*** Begin section ***

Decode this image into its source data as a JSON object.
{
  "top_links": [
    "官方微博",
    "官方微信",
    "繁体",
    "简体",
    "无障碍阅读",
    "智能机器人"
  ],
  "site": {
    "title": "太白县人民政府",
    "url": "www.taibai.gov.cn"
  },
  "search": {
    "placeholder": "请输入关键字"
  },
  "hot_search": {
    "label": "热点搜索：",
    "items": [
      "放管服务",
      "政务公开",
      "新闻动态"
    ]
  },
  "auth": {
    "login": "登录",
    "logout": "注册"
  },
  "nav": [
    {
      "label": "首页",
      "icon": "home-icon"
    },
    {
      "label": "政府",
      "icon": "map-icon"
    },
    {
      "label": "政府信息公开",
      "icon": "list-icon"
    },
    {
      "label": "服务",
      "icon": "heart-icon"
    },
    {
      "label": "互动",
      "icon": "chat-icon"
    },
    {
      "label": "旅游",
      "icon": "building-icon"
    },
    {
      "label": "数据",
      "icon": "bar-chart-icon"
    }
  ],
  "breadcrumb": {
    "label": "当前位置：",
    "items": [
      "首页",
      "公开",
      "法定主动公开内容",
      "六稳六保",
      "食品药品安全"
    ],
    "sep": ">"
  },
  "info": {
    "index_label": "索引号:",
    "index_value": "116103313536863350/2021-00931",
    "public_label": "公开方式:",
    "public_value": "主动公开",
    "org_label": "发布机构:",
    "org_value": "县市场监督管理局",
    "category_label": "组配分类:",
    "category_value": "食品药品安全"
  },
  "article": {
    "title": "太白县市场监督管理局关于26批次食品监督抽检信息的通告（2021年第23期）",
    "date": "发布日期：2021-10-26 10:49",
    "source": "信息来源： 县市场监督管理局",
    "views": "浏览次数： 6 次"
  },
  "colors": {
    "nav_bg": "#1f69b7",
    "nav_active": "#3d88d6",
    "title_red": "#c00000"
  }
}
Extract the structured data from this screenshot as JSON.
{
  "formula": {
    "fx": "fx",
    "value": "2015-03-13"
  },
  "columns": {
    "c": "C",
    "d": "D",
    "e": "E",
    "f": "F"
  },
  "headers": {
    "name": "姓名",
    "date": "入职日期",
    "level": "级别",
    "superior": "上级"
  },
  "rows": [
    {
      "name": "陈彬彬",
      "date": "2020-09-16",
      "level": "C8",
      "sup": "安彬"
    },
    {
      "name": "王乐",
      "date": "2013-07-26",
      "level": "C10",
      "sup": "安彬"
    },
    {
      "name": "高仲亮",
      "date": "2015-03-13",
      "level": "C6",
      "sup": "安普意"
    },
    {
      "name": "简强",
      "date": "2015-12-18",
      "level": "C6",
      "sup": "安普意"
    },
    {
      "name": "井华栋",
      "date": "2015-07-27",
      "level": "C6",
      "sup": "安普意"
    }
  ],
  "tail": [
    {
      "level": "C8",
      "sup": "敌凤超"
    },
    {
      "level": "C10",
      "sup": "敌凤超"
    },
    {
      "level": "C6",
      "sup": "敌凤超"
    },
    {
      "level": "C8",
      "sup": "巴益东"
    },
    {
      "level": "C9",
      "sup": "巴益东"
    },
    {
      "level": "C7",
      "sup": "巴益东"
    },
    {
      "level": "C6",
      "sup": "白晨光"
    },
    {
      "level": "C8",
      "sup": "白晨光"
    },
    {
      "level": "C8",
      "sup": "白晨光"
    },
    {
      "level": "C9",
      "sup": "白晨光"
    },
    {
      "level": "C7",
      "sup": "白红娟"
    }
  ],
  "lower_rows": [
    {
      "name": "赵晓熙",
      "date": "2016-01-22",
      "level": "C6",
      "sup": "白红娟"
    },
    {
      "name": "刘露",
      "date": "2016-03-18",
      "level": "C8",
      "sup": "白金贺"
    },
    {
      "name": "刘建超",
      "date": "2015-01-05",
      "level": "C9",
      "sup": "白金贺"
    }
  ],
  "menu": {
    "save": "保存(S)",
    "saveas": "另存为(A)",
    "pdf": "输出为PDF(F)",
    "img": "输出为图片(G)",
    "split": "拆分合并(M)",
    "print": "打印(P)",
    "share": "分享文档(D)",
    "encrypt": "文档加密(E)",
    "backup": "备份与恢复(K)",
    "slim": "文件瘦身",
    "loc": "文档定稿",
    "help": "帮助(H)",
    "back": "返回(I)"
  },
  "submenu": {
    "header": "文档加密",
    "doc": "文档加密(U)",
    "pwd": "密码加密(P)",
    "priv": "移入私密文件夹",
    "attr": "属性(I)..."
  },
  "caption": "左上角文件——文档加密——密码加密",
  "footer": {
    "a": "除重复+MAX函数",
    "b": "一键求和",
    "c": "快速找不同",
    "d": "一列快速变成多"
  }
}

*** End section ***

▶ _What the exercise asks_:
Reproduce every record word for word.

▶ _Completed exercise_:
Decode this image into its source data as a JSON object.
{
  "top_links": [
    "官方微博",
    "官方微信",
    "繁体",
    "简体",
    "无障碍阅读",
    "智能机器人"
  ],
  "site": {
    "title": "太白县人民政府",
    "url": "www.taibai.gov.cn"
  },
  "search": {
    "placeholder": "请输入关键字"
  },
  "hot_search": {
    "label": "热点搜索：",
    "items": [
      "放管服务",
      "政务公开",
      "新闻动态"
    ]
  },
  "auth": {
    "login": "登录",
    "logout": "注册"
  },
  "nav": [
    {
      "label": "首页",
      "icon": "home-icon"
    },
    {
      "label": "政府",
      "icon": "map-icon"
    },
    {
      "label": "政府信息公开",
      "icon": "list-icon"
    },
    {
      "label": "服务",
      "icon": "heart-icon"
    },
    {
      "label": "互动",
      "icon": "chat-icon"
    },
    {
      "label": "旅游",
      "icon": "building-icon"
    },
    {
      "label": "数据",
      "icon": "bar-chart-icon"
    }
  ],
  "breadcrumb": {
    "label": "当前位置：",
    "items": [
      "首页",
      "公开",
      "法定主动公开内容",
      "六稳六保",
      "食品药品安全"
    ],
    "sep": ">"
  },
  "info": {
    "index_label": "索引号:",
    "index_value": "116103313536863350/2021-00931",
    "public_label": "公开方式:",
    "public_value": "主动公开",
    "org_label": "发布机构:",
    "org_value": "县市场监督管理局",
    "category_label": "组配分类:",
    "category_value": "食品药品安全"
  },
  "article": {
    "title": "太白县市场监督管理局关于26批次食品监督抽检信息的通告（2021年第23期）",
    "date": "发布日期：2021-10-26 10:49",
    "source": "信息来源： 县市场监督管理局",
    "views": "浏览次数： 6 次"
  },
  "colors": {
    "nav_bg": "#1f69b7",
    "nav_active": "#3d88d6",
    "title_red": "#c00000"
  }
}
Extract the structured data from this screenshot as JSON.
{
  "formula": {
    "fx": "fx",
    "value": "2015-03-13"
  },
  "columns": {
    "c": "C",
    "d": "D",
    "e": "E",
    "f": "F"
  },
  "headers": {
    "name": "姓名",
    "date": "入职日期",
    "level": "级别",
    "superior": "上级"
  },
  "rows": [
    {
      "name": "陈彬彬",
      "date": "2020-09-16",
      "level": "C8",
      "sup": "安彬"
    },
    {
      "name": "王乐",
      "date": "2013-07-26",
      "level": "C10",
      "sup": "安彬"
    },
    {
      "name": "高仲亮",
      "date": "2015-03-13",
      "level": "C6",
      "sup": "安普意"
    },
    {
      "name": "简强",
      "date": "2015-12-18",
      "level": "C6",
      "sup": "安普意"
    },
    {
      "name": "井华栋",
      "date": "2015-07-27",
      "level": "C6",
      "sup": "安普意"
    }
  ],
  "tail": [
    {
      "level": "C8",
      "sup": "敌凤超"
    },
    {
      "level": "C10",
      "sup": "敌凤超"
    },
    {
      "level": "C6",
      "sup": "敌凤超"
    },
    {
      "level": "C8",
      "sup": "巴益东"
    },
    {
      "level": "C9",
      "sup": "巴益东"
    },
    {
      "level": "C7",
      "sup": "巴益东"
    },
    {
      "level": "C6",
      "sup": "白晨光"
    },
    {
      "level": "C8",
      "sup": "白晨光"
    },
    {
      "level": "C8",
      "sup": "白晨光"
    },
    {
      "level": "C9",
      "sup": "白晨光"
    },
    {
      "level": "C7",
      "sup": "白红娟"
    }
  ],
  "lower_rows": [
    {
      "name": "赵晓熙",
      "date": "2016-01-22",
      "level": "C6",
      "sup": "白红娟"
    },
    {
      "name": "刘露",
      "date": "2016-03-18",
      "level": "C8",
      "sup": "白金贺"
    },
    {
      "name": "刘建超",
      "date": "2015-01-05",
      "level": "C9",
      "sup": "白金贺"
    }
  ],
  "menu": {
    "save": "保存(S)",
    "saveas": "另存为(A)",
    "pdf": "输出为PDF(F)",
    "img": "输出为图片(G)",
    "split": "拆分合并(M)",
    "print": "打印(P)",
    "share": "分享文档(D)",
    "encrypt": "文档加密(E)",
    "backup": "备份与恢复(K)",
    "slim": "文件瘦身",
    "loc": "文档定稿",
    "help": "帮助(H)",
    "back": "返回(I)"
  },
  "submenu": {
    "header": "文档加密",
    "doc": "文档加密(U)",
    "pwd": "密码加密(P)",
    "priv": "移入私密文件夹",
    "attr": "属性(I)..."
  },
  "caption": "左上角文件——文档加密——密码加密",
  "footer": {
    "a": "除重复+MAX函数",
    "b": "一键求和",
    "c": "快速找不同",
    "d": "一列快速变成多"
  }
}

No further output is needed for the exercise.